→ **Required action**
What you return must match the listing below line for line, minus its pictures.

→ **Input for this task**
::::::::::

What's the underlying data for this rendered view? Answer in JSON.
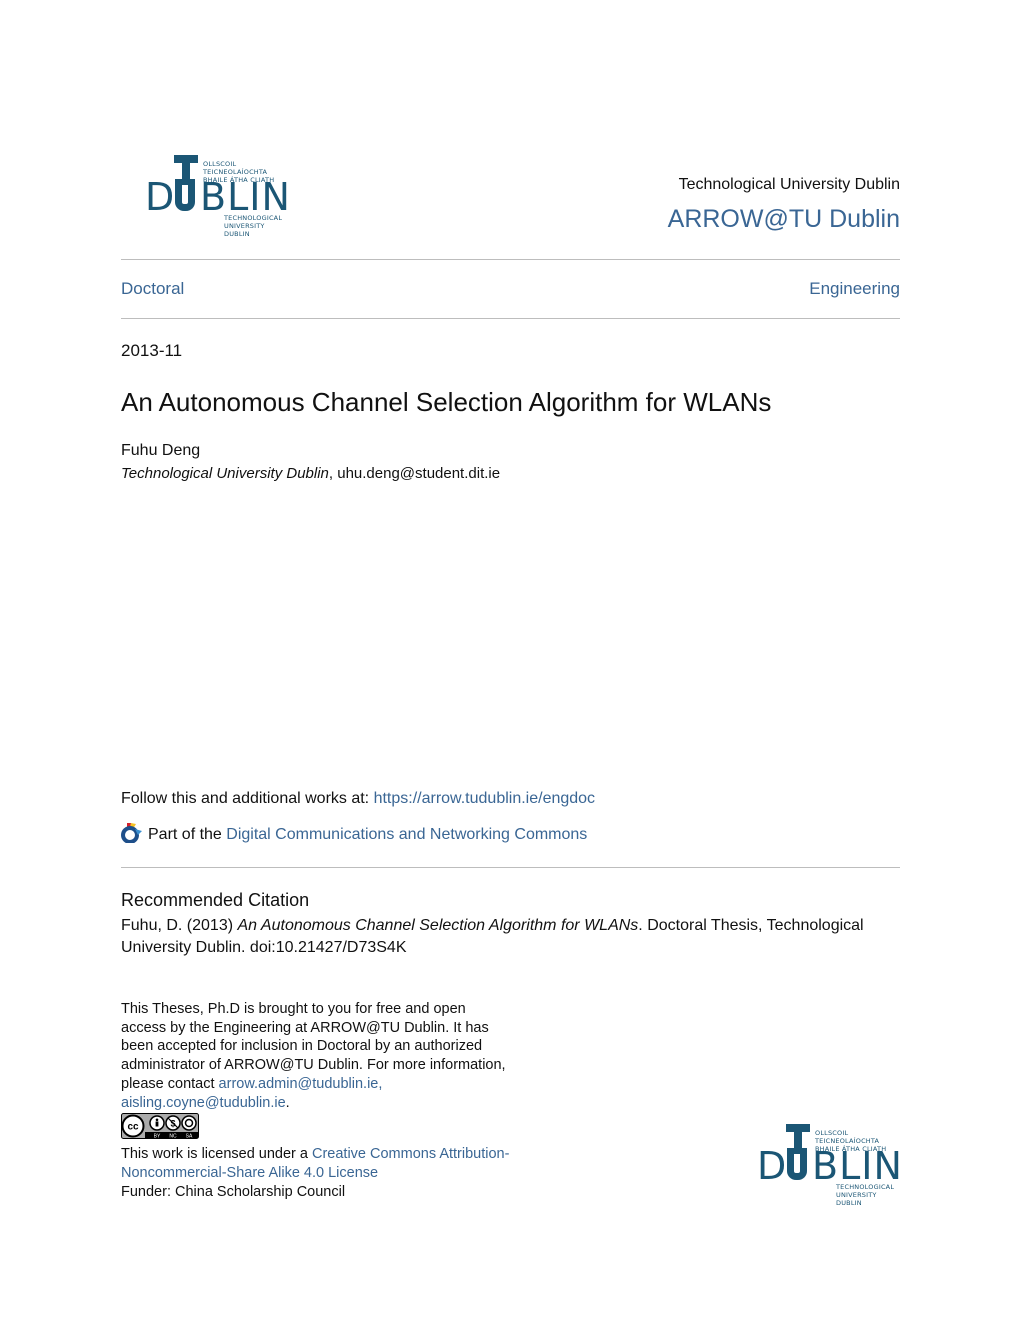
{
  "header": {
    "logo": {
      "letters_left": "D",
      "letter_t": "T",
      "letter_u": "U",
      "letters_right": "BLIN",
      "irish_line1": "OLLSCOIL TEICNEOLAÍOCHTA",
      "irish_line2": "BHAILE ÁTHA CLIATH",
      "english_line1": "TECHNOLOGICAL",
      "english_line2": "UNIVERSITY DUBLIN"
    },
    "institution": "Technological University Dublin",
    "repository": "ARROW@TU Dublin"
  },
  "breadcrumb": {
    "left": "Doctoral",
    "right": "Engineering"
  },
  "document": {
    "date": "2013-11",
    "title": "An Autonomous Channel Selection Algorithm for WLANs",
    "author": "Fuhu Deng",
    "affiliation": "Technological University Dublin",
    "affiliation_sep": ", ",
    "email": "uhu.deng@student.dit.ie"
  },
  "follow": {
    "prefix": "Follow this and additional works at: ",
    "url": "https://arrow.tudublin.ie/engdoc"
  },
  "part_of": {
    "icon": "bepress-commons-icon",
    "prefix": "Part of the ",
    "link": "Digital Communications and Networking Commons"
  },
  "citation": {
    "heading": "Recommended Citation",
    "prefix": "Fuhu, D. (2013) ",
    "title": "An Autonomous Channel Selection Algorithm for WLANs",
    "suffix": ". Doctoral Thesis, Technological University Dublin. doi:10.21427/D73S4K"
  },
  "access_statement": {
    "text": "This Theses, Ph.D is brought to you for free and open access by the Engineering at ARROW@TU Dublin. It has been accepted for inclusion in Doctoral by an authorized administrator of ARROW@TU Dublin. For more information, please contact ",
    "email1": "arrow.admin@tudublin.ie,",
    "email2": "aisling.coyne@tudublin.ie",
    "end": "."
  },
  "cc_badge": {
    "label_cc": "cc",
    "labels": [
      "BY",
      "NC",
      "SA"
    ]
  },
  "license": {
    "prefix": "This work is licensed under a ",
    "link": "Creative Commons Attribution-Noncommercial-Share Alike 4.0 License",
    "funder": "Funder: China Scholarship Council"
  },
  "colors": {
    "link": "#3a6694",
    "logo": "#1b5675",
    "rule": "#bdbdbd"
  }
}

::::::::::

→ **Output**
What's the underlying data for this rendered view? Answer in JSON.
{
  "header": {
    "logo": {
      "letters_left": "D",
      "letter_t": "T",
      "letter_u": "U",
      "letters_right": "BLIN",
      "irish_line1": "OLLSCOIL TEICNEOLAÍOCHTA",
      "irish_line2": "BHAILE ÁTHA CLIATH",
      "english_line1": "TECHNOLOGICAL",
      "english_line2": "UNIVERSITY DUBLIN"
    },
    "institution": "Technological University Dublin",
    "repository": "ARROW@TU Dublin"
  },
  "breadcrumb": {
    "left": "Doctoral",
    "right": "Engineering"
  },
  "document": {
    "date": "2013-11",
    "title": "An Autonomous Channel Selection Algorithm for WLANs",
    "author": "Fuhu Deng",
    "affiliation": "Technological University Dublin",
    "affiliation_sep": ", ",
    "email": "uhu.deng@student.dit.ie"
  },
  "follow": {
    "prefix": "Follow this and additional works at: ",
    "url": "https://arrow.tudublin.ie/engdoc"
  },
  "part_of": {
    "icon": "bepress-commons-icon",
    "prefix": "Part of the ",
    "link": "Digital Communications and Networking Commons"
  },
  "citation": {
    "heading": "Recommended Citation",
    "prefix": "Fuhu, D. (2013) ",
    "title": "An Autonomous Channel Selection Algorithm for WLANs",
    "suffix": ". Doctoral Thesis, Technological University Dublin. doi:10.21427/D73S4K"
  },
  "access_statement": {
    "text": "This Theses, Ph.D is brought to you for free and open access by the Engineering at ARROW@TU Dublin. It has been accepted for inclusion in Doctoral by an authorized administrator of ARROW@TU Dublin. For more information, please contact ",
    "email1": "arrow.admin@tudublin.ie,",
    "email2": "aisling.coyne@tudublin.ie",
    "end": "."
  },
  "cc_badge": {
    "label_cc": "cc",
    "labels": [
      "BY",
      "NC",
      "SA"
    ]
  },
  "license": {
    "prefix": "This work is licensed under a ",
    "link": "Creative Commons Attribution-Noncommercial-Share Alike 4.0 License",
    "funder": "Funder: China Scholarship Council"
  },
  "colors": {
    "link": "#3a6694",
    "logo": "#1b5675",
    "rule": "#bdbdbd"
  }
}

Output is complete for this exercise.